Wow, what a whirlwind week! On March 30th, I was given permission to officially release my cover for LEAGUE OF STRAYS. I’d been staring at it for the previous six weeks (was that all it was?), waiting impatiently for the moment when I could join other authors of 2012 and present my cover to the world. If you haven’t seen it, I will grandly reveal it once more, because it was so much fun to do the first time…
When the cover first came in my email box, I was scared to open it up. My only input on the design had been a vote on model selection. What if I didn’t like it? What if the design was, gulp, boring? I didn’t have to worry. I loved it immediately, though I had to get over the fact that Kade resembled a certain vampire who shall remain nameless (turns out that’s a good thing, according to my daughters.) I loved the purplish/blue starry background, the fact that someone thought to make Charlotte a redhead, even though she doesn’t dye her hair until a later scene in the book, the super scalding choice for Kade, the spot on “girl next door” look of Charlotte, the fabulous large lettering for the title—the electrical wire running through the font really ups the thriller feel. And I would be dishonest if I didn’t mention that one of my favorite features is the large red font of my name! I owe this cover beauty to designer-extraordinaire, Maria T. Middleton, one of the best in the business, and all the Abrams staff who worked so hard on it.
How important are covers, really? I don’t really know. As a teen, I judged the title first (hope you’ve had success in finding the right one, Melanie Crowder!), next the jacket copy, then the cover, and finally, the inside flap text. If I was really on the fence, I’d read a few random paragraphs inside. If those didn’t grab me in some mysterious way, then I didn’t look further. I never read reviews. With today’s blog craze, though, I imagine it’s different for teens. Word of mouth takes on a whole new meaning.
But back to the “reveal.” I was completely taken aback/impressed/floored by the amount of people who commented on the cover, or posted on Facebook, or retweeted my original reveal tweet. I am deeply grateful to the larger writing community, who shared my news as if it were their own. In a blink, my cover seemed to be everywhere. To my surprise and elation, it even got a design review on blogs like Wefancybooks.blogspotcom.
As for my author website, it went from a daily average of, um, a few loyal readers to 200 in a 24-hour period. (This is similar to the feeling one gets when a good friend knocks on your door and you have to invite them in, cringing all the while because your house is messy. I definitely had my OMG, is my website cool enough to handle these visitors moment?!)

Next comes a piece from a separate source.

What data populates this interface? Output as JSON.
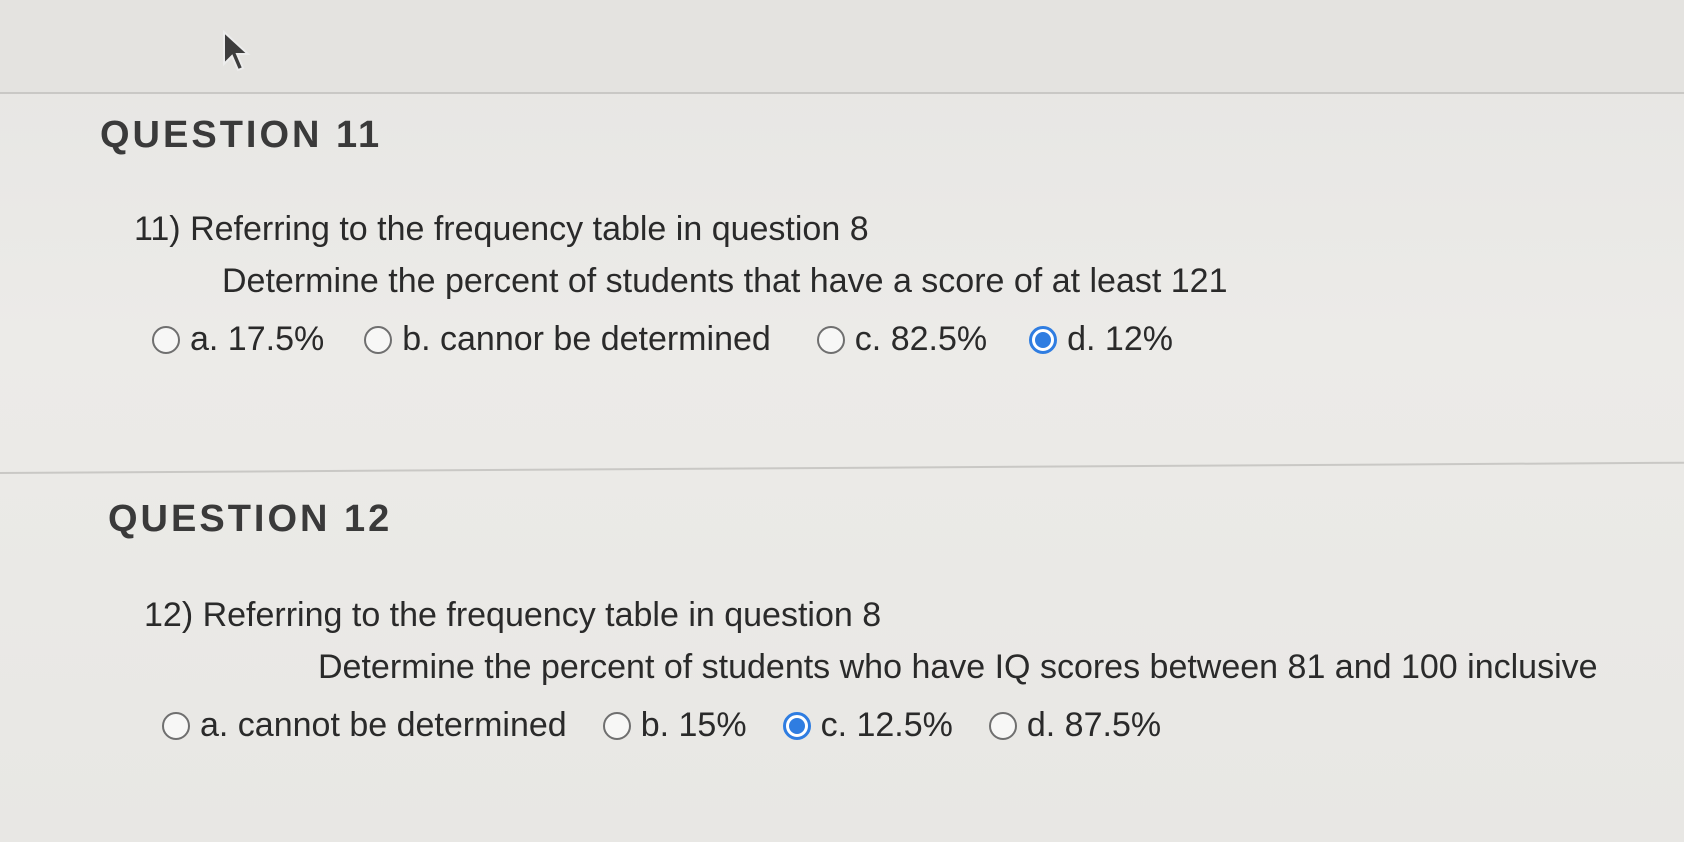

In the end, I realized it’s not about promotion, it’s about capturing a great moment in my life and enjoying every second of the party. Speaking of parties, I can’t even imagine how exciting my future launch party will feel, with real, live friends to wrap my arms around. Then I can say thanks in person.